▶ [TASK BRIEF]:
Out of the data below, copy every line with the string "true".

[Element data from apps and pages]
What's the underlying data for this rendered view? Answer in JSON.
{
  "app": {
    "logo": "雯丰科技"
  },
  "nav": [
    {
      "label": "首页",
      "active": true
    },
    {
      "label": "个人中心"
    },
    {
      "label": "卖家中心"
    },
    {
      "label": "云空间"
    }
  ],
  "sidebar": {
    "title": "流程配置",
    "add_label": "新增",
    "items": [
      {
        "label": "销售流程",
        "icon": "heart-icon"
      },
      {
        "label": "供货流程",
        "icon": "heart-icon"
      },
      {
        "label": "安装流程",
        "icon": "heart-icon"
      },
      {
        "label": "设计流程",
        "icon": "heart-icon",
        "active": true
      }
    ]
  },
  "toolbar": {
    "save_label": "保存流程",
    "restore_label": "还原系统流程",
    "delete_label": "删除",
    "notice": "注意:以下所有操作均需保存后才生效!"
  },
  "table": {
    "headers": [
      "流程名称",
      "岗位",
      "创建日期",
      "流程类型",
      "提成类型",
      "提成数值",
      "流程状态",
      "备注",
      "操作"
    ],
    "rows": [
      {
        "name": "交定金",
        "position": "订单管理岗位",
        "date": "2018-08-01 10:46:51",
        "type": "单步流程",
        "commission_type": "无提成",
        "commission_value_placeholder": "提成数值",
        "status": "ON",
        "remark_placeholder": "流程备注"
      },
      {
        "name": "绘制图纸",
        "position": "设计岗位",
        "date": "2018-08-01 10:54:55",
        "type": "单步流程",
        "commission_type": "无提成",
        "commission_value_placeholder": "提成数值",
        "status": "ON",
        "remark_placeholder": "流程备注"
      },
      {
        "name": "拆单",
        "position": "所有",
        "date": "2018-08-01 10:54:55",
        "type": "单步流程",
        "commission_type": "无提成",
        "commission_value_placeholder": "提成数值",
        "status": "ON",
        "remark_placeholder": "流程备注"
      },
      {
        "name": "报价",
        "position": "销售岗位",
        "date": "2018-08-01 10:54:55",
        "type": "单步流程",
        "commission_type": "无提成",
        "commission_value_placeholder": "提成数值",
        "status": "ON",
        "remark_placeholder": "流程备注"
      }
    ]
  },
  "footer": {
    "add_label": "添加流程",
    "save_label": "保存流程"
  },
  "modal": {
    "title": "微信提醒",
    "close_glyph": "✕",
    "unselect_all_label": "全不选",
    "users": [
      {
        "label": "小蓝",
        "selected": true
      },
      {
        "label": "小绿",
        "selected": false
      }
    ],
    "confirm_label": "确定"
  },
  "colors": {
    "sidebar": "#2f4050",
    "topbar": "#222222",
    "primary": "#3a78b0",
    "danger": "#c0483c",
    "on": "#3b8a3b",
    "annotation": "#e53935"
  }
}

▶ [ANSWER TO THE EXERCISE]:
      "active": true
        "active": true
        "selected": true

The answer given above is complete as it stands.